President Vladimir Putin has forced voters into this blind alley by systematically excluding all opposition candidates who promise a democratic future for Russia.

Garry Kasparov, Vladimir Bukovsky, Boris Nemtsov and Mikhail Kasyanov were all prevented from running in the presidential race on dubious grounds. They all have something else in common: They supported last year's anti-Putin protests in Moscow and St. Petersburg. Had they been successfully registered as candidates, they could have brought the spirit and demands of those protests to the bleak, government-controlled national television channels, where political news has long been heavily censored. More important, they would have given the country's pro-democracy voters a feeling of being represented.

The Kremlin's strategy seems clear. While excluding all genuinely pro-democratic candidates, they have sought to paint Medvedev as a new liberal determined to bring the "rule of law" to the country. In his recent widely publicized appearances, Medvedev has condemned the country's legal nihilism and pervasive corruption and pledged to support civil society and an independent media. The strategy is to lure democratically minded voters who are critical of Putin into the coalition behind Medvedev in the hope that he will pursue a reformist agenda.

The strategy may be working. According to a Levada Center poll in January, one-third of Kasyanov's supporters indicated that they would back Medvedev if their candidate was excluded from the ballot. This month, Medvedev's support level surpassed Putin's.

While assuring a landslide victory for its candidate in March, the Kremlin has made a tactical error. Believing that it can demoralize and co-opt the opposition will prove a false hope. If democratic voters jump on the Kremlin's bandwagon, they will quickly find themselves fellow travelers with a regime that has no intention of changing its autocratic direction. When Medvedev fails to live up to his promises, pro-democratic voters will be angry and will lack electoral alternatives. Instead of forcing democrats into silence and complacency, the current electoral strategy of demoralization may catalyze disillusioned democratic voters into stronger opposition to the authoritarian duo of Medvedev and Putin. One focal point may be the upcoming congress of democratic forces in early April, which plans to initiate a broad nonpartisan opposition movement.
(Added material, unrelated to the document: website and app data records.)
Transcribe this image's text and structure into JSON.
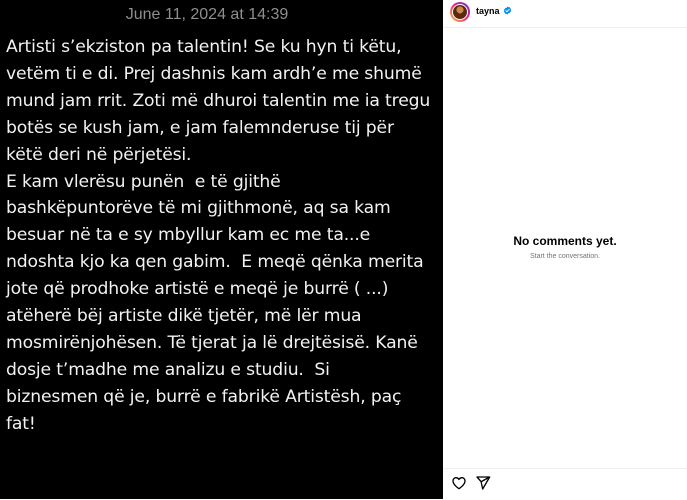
{
  "post": {
    "date": "June 11, 2024 at 14:39",
    "lines": [
      "Artisti s’ekziston pa talentin! Se ku hyn ti këtu,",
      "vetëm ti e di. Prej dashnis kam ardh’e me shumë",
      "mund jam rrit. Zoti më dhuroi talentin me ia tregu",
      "botës se kush jam, e jam falemnderuse tij për",
      "këtë deri në përjetësi.",
      "E kam vlerësu punën  e të gjithë",
      "bashkëpuntorëve të mi gjithmonë, aq sa kam",
      "besuar në ta e sy mbyllur kam ec me ta...e",
      "ndoshta kjo ka qen gabim.  E meqë qënka merita",
      "jote që prodhoke artistë e meqë je burrë ( ...)",
      "atëherë bëj artiste dikë tjetër, më lër mua",
      "mosmirënjohësen. Të tjerat ja lë drejtësisë. Kanë",
      "dosje t’madhe me analizu e studiu.  Si",
      "biznesmen që je, burrë e fabrikë Artistësh, paç",
      "fat!"
    ]
  },
  "sidebar": {
    "username": "tayna",
    "empty_title": "No comments yet.",
    "empty_subtitle": "Start the conversation."
  },
  "icons": {
    "verified": "verified-badge-icon",
    "like": "heart-icon",
    "share": "paper-plane-icon"
  },
  "colors": {
    "verified": "#0095f6",
    "post_background": "#000000",
    "date_text": "#8e8e93"
  }
}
Putin has gotten away with a lot. While reversing Russia's troubled democracy and steering it toward a modern dictatorship, he has gotten a free pass from the energy-dependent West and from many citizens motivated by Soviet-style rhetoric about improvements in living conditions and winning back national prestige. But the Kremlin's refrain about "sovereign democracy," which it has used as an excuse for violating democratic norms, may no longer persuade voters once Medvedev fails to deliver.

On the contrary, the current brazen electoral engineering and the absence of real political alternatives may convince people that the the Kremlin's strategy has gone too far. One out of every five Russians already views arbitrary rule and lack of accountability as the country's main internal threat, according to a survey by the Levada Center in early February. A similar determination to rein in government abuses sparked the anti-regime protests in Ukraine, Georgia and Kyrgyzstan.

By attempting to pre-empt a "color revolution" in this presidential election season, the Kremlin may well be making such a revolution more likely in coming years. In retrospect, these transitional elections may prove to have lit an explosive spark rather than snuffed out the hope of democracy in Russia.

Mitchell Orenstein is associate professor and Serhiy Kudelia is a doctoral candidate at Johns Hopkins University School of Advanced International Studies.